Rights and permissions

Open Access This article is distributed under the terms of the Creative Commons Attribution 4.0 International License (, which permits unrestricted use, distribution, and reproduction in any medium, provided you give appropriate credit to the original author(s) and the source, provide a link to the Creative Commons license, and indicate if changes were made. The Creative Commons Public Domain Dedication waiver ( applies to the data made available in this article, unless otherwise stated.

Reprints and permissions

About this article

Check for updates. Verify currency and authenticity via CrossMark

Cite this article

Winter, L., Oezerdem, C., Hoffmann, W. et al. Thermal magnetic resonance: physics considerations and electromagnetic field simulations up to 23.5 Tesla (1GHz). Radiat Oncol 10, 201 (2015).
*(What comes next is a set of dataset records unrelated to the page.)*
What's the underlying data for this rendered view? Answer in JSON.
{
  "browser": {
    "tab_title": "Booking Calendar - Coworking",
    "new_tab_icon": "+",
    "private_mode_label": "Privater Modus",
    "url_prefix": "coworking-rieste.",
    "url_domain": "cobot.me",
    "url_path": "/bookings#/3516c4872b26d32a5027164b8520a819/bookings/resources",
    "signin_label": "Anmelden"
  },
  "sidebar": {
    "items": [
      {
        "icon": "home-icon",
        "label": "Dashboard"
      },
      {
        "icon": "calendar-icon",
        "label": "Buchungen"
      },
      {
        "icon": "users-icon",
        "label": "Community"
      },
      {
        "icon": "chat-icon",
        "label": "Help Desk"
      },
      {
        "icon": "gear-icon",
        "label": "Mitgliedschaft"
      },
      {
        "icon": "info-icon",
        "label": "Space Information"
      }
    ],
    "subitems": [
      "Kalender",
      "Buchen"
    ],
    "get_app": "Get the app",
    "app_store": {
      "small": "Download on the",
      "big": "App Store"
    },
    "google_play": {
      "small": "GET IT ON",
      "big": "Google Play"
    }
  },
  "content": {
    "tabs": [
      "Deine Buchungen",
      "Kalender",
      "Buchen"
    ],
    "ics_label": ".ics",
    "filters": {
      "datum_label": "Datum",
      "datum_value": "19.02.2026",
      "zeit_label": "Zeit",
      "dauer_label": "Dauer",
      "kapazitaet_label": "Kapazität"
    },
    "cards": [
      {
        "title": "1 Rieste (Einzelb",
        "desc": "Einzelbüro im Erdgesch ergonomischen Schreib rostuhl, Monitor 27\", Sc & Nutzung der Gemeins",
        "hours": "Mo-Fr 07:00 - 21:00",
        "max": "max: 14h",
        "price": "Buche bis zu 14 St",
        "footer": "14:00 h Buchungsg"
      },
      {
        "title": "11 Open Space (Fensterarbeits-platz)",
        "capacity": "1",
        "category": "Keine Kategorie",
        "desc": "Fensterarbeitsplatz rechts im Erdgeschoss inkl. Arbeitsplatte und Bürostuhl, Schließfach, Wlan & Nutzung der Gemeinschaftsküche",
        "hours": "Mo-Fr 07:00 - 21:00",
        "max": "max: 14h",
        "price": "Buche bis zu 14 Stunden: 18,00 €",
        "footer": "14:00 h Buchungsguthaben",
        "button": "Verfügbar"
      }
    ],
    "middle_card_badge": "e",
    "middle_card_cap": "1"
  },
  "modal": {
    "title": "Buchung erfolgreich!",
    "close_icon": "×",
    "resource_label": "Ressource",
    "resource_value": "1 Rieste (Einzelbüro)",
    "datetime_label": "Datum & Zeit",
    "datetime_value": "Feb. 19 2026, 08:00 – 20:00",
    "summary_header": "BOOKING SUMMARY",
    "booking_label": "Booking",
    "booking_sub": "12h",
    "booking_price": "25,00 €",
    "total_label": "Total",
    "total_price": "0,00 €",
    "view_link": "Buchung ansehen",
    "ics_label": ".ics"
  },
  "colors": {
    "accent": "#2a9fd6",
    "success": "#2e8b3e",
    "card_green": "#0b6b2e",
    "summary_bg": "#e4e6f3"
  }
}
Download citation

  • Received:

  • Accepted:

  • Published:

  • DOI: